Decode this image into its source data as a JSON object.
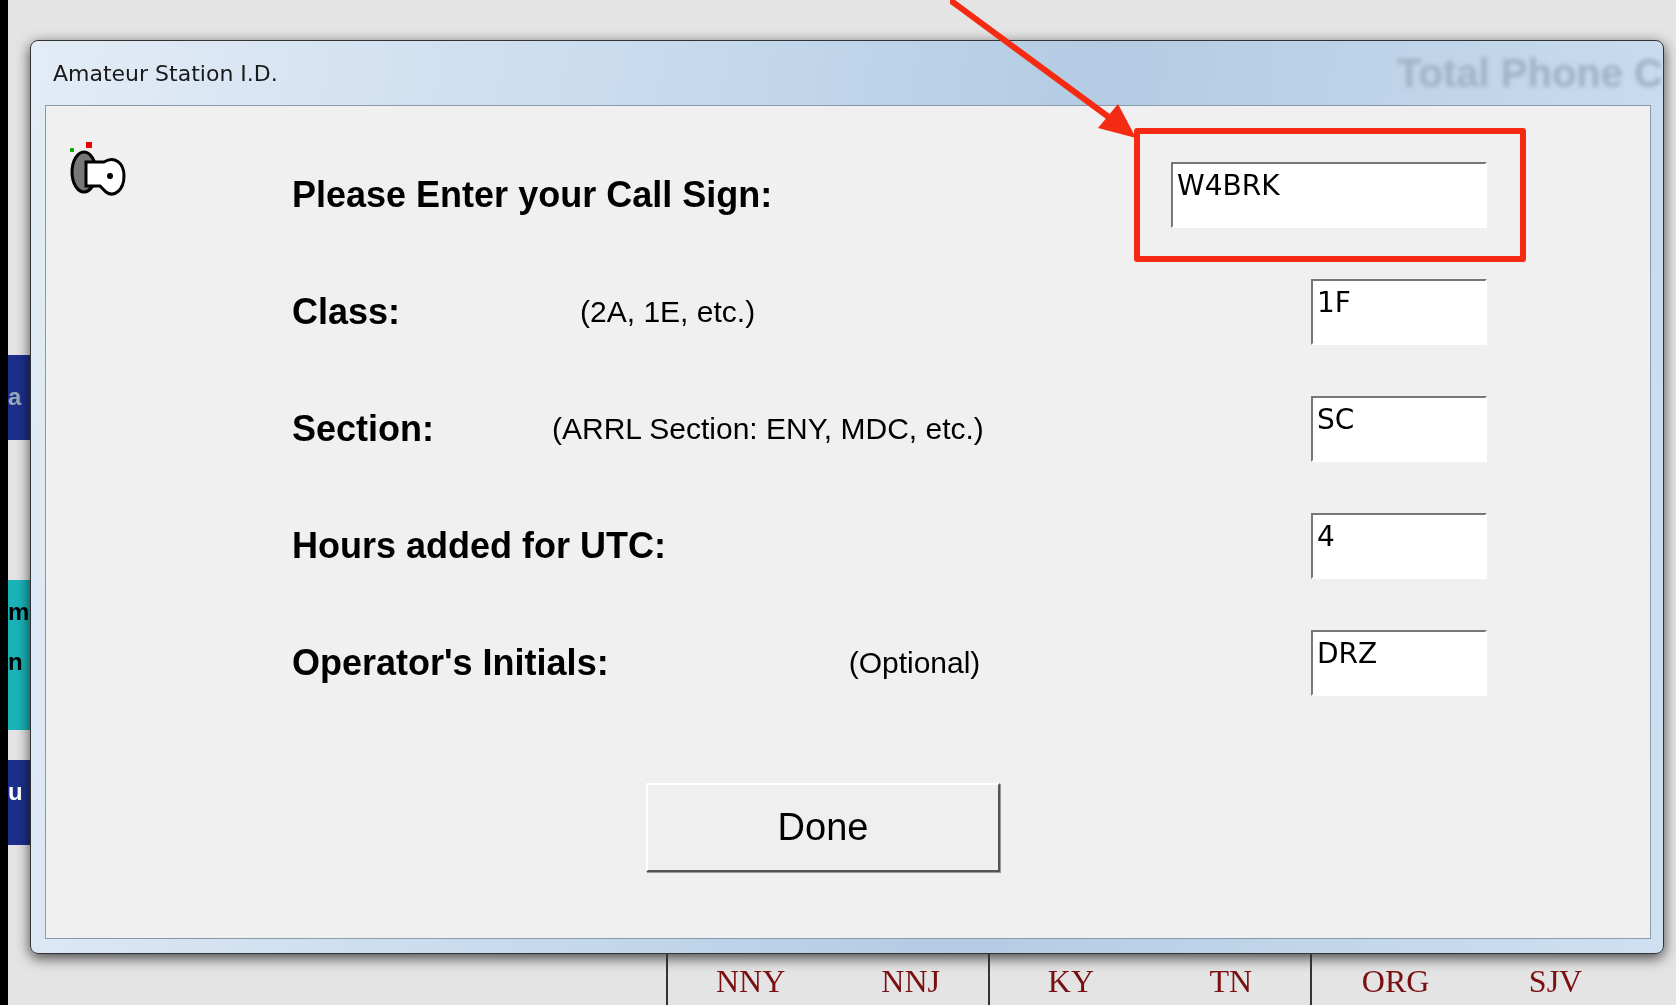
{
  "background_window": {
    "title": "Total Phone C",
    "edge_fragments": [
      {
        "text": "a",
        "color": "#1c2f8c"
      },
      {
        "text": "m",
        "color": "#19b3b8"
      },
      {
        "text": "n",
        "color": "#19b3b8"
      },
      {
        "text": "u",
        "color": "#1c2f8c"
      }
    ],
    "section_groups": [
      [
        "NNY",
        "NNJ"
      ],
      [
        "KY",
        "TN"
      ],
      [
        "ORG",
        "SJV"
      ]
    ]
  },
  "dialog": {
    "title": "Amateur Station I.D.",
    "fields": [
      {
        "label": "Please Enter your Call Sign:",
        "value": "W4BRK",
        "highlighted": true
      },
      {
        "label": "Class:",
        "hint": "(2A, 1E, etc.)",
        "value": "1F",
        "highlighted": false
      },
      {
        "label": "Section:",
        "hint": "(ARRL Section: ENY, MDC, etc.)",
        "value": "SC",
        "highlighted": false
      },
      {
        "label": "Hours added for UTC:",
        "value": "4",
        "highlighted": false
      },
      {
        "label": "Operator's Initials:",
        "hint": "(Optional)",
        "value": "DRZ",
        "highlighted": false
      }
    ],
    "button": "Done"
  }
}
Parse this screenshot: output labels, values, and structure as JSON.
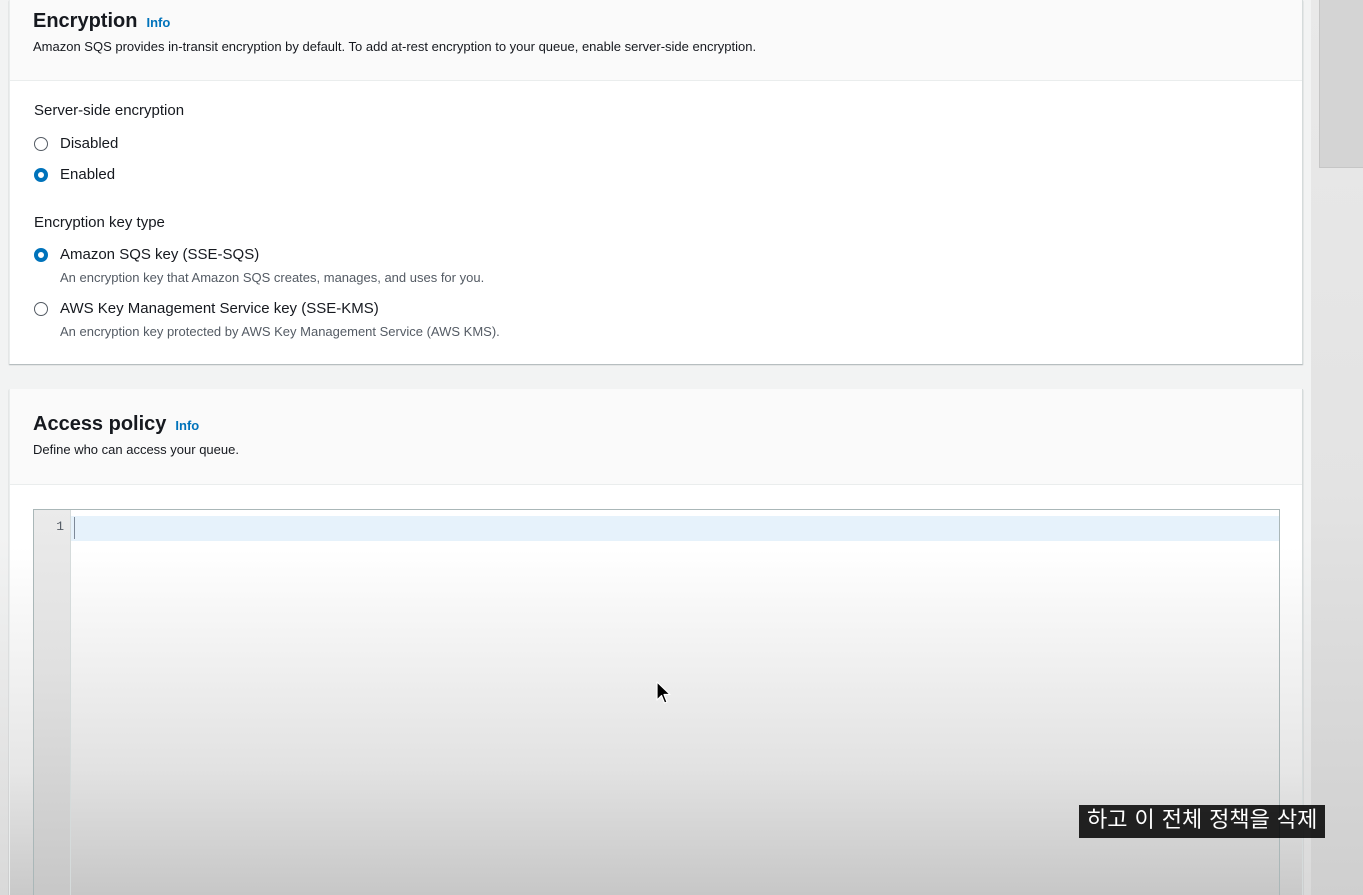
{
  "encryption": {
    "title": "Encryption",
    "info_label": "Info",
    "description": "Amazon SQS provides in-transit encryption by default. To add at-rest encryption to your queue, enable server-side encryption.",
    "sse_label": "Server-side encryption",
    "sse_options": [
      {
        "label": "Disabled",
        "checked": false
      },
      {
        "label": "Enabled",
        "checked": true
      }
    ],
    "key_type_label": "Encryption key type",
    "key_options": [
      {
        "label": "Amazon SQS key (SSE-SQS)",
        "description": "An encryption key that Amazon SQS creates, manages, and uses for you.",
        "checked": true
      },
      {
        "label": "AWS Key Management Service key (SSE-KMS)",
        "description": "An encryption key protected by AWS Key Management Service (AWS KMS).",
        "checked": false
      }
    ]
  },
  "access_policy": {
    "title": "Access policy",
    "info_label": "Info",
    "description": "Define who can access your queue.",
    "editor": {
      "line_numbers": [
        "1"
      ],
      "content": ""
    }
  },
  "subtitle": "하고 이 전체 정책을 삭제",
  "colors": {
    "accent": "#0073bb",
    "text": "#16191f",
    "secondary_text": "#545b64"
  }
}
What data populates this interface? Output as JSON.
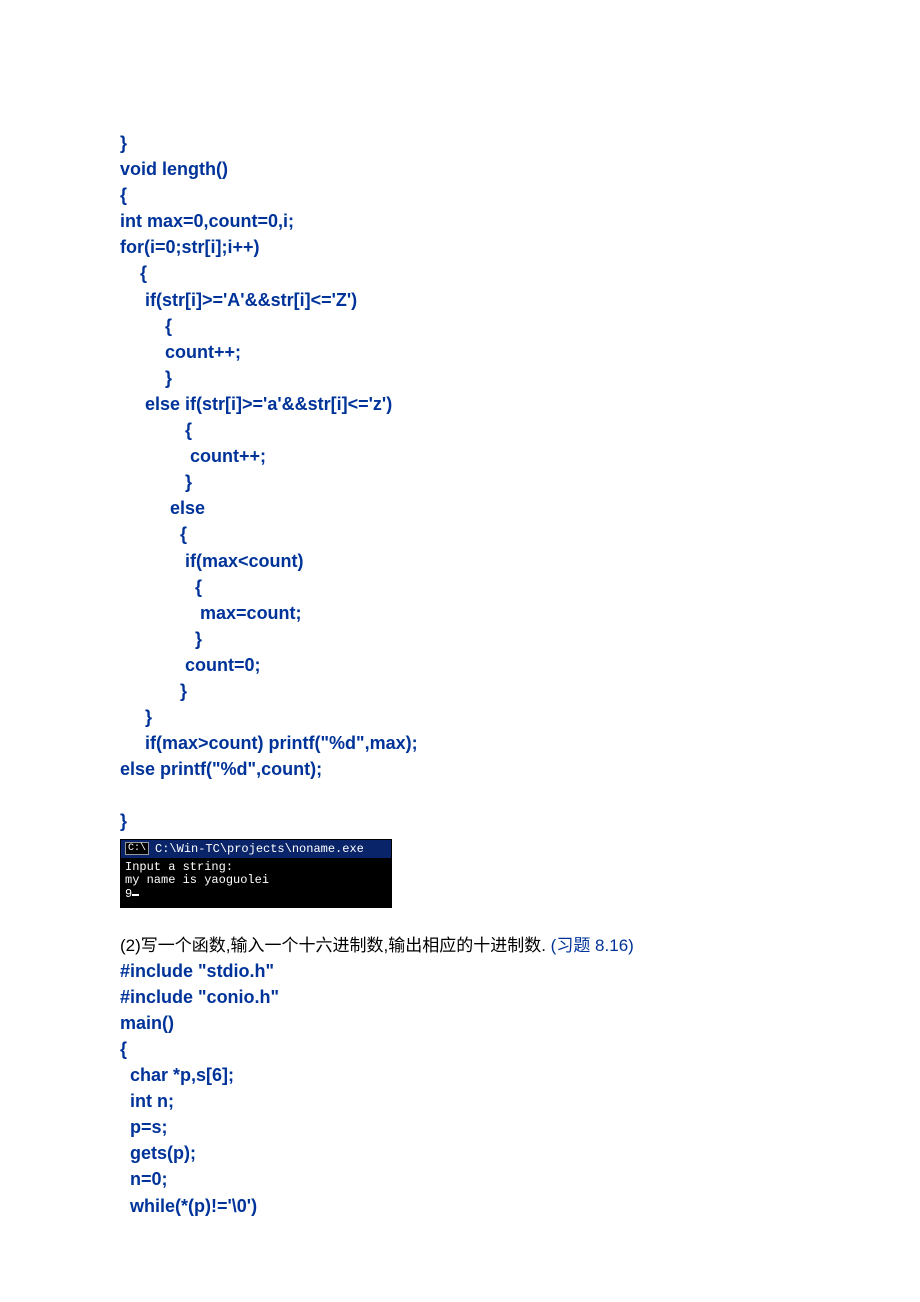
{
  "code1": "}\nvoid length()\n{\nint max=0,count=0,i;\nfor(i=0;str[i];i++)\n    {\n     if(str[i]>='A'&&str[i]<='Z')\n         {\n         count++;\n         }\n     else if(str[i]>='a'&&str[i]<='z')\n             {\n              count++;\n             }\n          else\n            {\n             if(max<count)\n               {\n                max=count;\n               }\n             count=0;\n            }\n     }\n     if(max>count) printf(\"%d\",max);\nelse printf(\"%d\",count);\n\n}",
  "terminal": {
    "icon": "C:\\",
    "title": "C:\\Win-TC\\projects\\noname.exe",
    "line1": "Input a string:",
    "line2": "my name is yaoguolei",
    "line3": "9"
  },
  "problem2": {
    "prefix": "(2)写一个函数,输入一个十六进制数,输出相应的十进制数. ",
    "ref": "(习题 8.16)"
  },
  "code2": "#include \"stdio.h\"\n#include \"conio.h\"\nmain()\n{\n  char *p,s[6];\n  int n;\n  p=s;\n  gets(p);\n  n=0;\n  while(*(p)!='\\0')"
}
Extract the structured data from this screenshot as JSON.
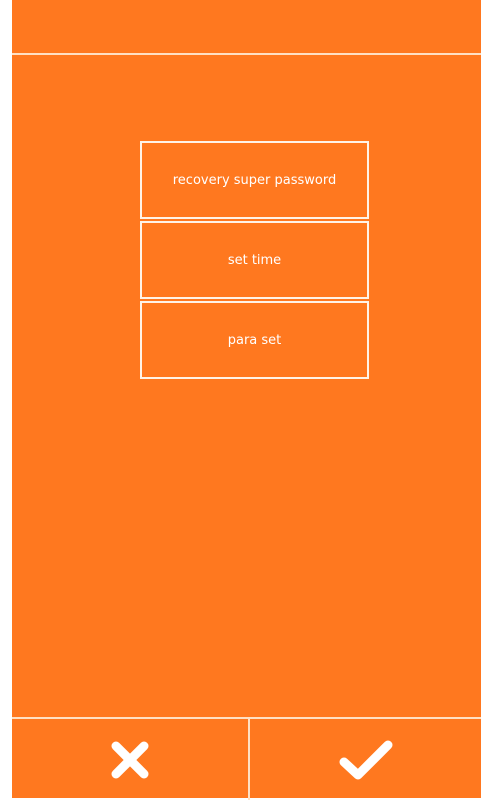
{
  "colors": {
    "background": "#ff781f",
    "line": "#ffe0c4",
    "text": "#ffffff"
  },
  "menu": {
    "items": [
      {
        "label": "recovery super password"
      },
      {
        "label": "set time"
      },
      {
        "label": "para set"
      }
    ]
  },
  "footer": {
    "cancel_icon": "close-icon",
    "confirm_icon": "check-icon"
  }
}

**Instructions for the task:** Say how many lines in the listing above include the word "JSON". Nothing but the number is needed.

**Task output:** 4